Though it was an inspired idea Dexter had to show Deborah a seemingly nice person she once saved to help her out of her depression, I couldn’t stop asking myself how in the hell Dexter happened to have a professional grade video on his phone of a time Deb saved a guy from being shot dead. I mean, seriously. If this was meant to be something we’ve actually seen on the show before I thought it could have been from that time Miami Metro was staking out those brothers undercover at a club in I think season three, but nonetheless even if Dexter was there for some ridiculous TV reason which I don’t recall, why would he suddenly shoot that video? Or did he download it from police records? Either way it was a significant source of confusion which kept me from fully buying the scene. I know it might not have been as painfully obvious that Deb was all the more upset by her killing of LaGuerta in light of the good she’s done were it not for the shot of her drinking and watching the video before her attempted confession, but wouldn’t it have made more sense or at least been less convoluted if Dexter had just shown her a photo or provided some simple explanation?
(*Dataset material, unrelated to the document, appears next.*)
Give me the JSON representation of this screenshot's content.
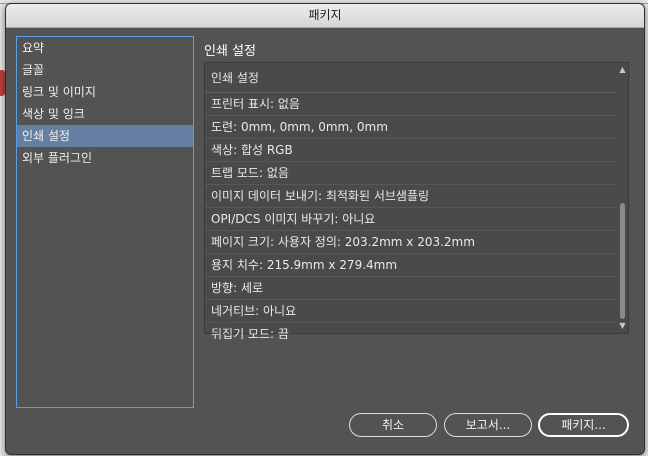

Also, I meant it when I said Deb doesn’t need another love interest. Her boss has been nice enough to her, but why does Deb always have to be with someone? Can’t the writers let her find some contentment in something that isn’t a romantic relationship? They’ve never worked out for her and I resent the implication that she’ll only be okay once she finds the right man.
Despite the perceived logical missteps regarding that video and Harrison’s popsicle debacle as well as a poor use of the kill of the week, I’m still excited to watch Deb, Dex, and Vogel become that much more intertwined in bringing to light the root of Dexter’s true self. What I definitely do not care about is the trouble in the Batista home regarding Quinn’s dedication to Deb and apparent lack of dedication to becoming sergeant. Do. Not. Care. I bet Deb gets the job after she kills Dexter in the finale during a slow motion montage.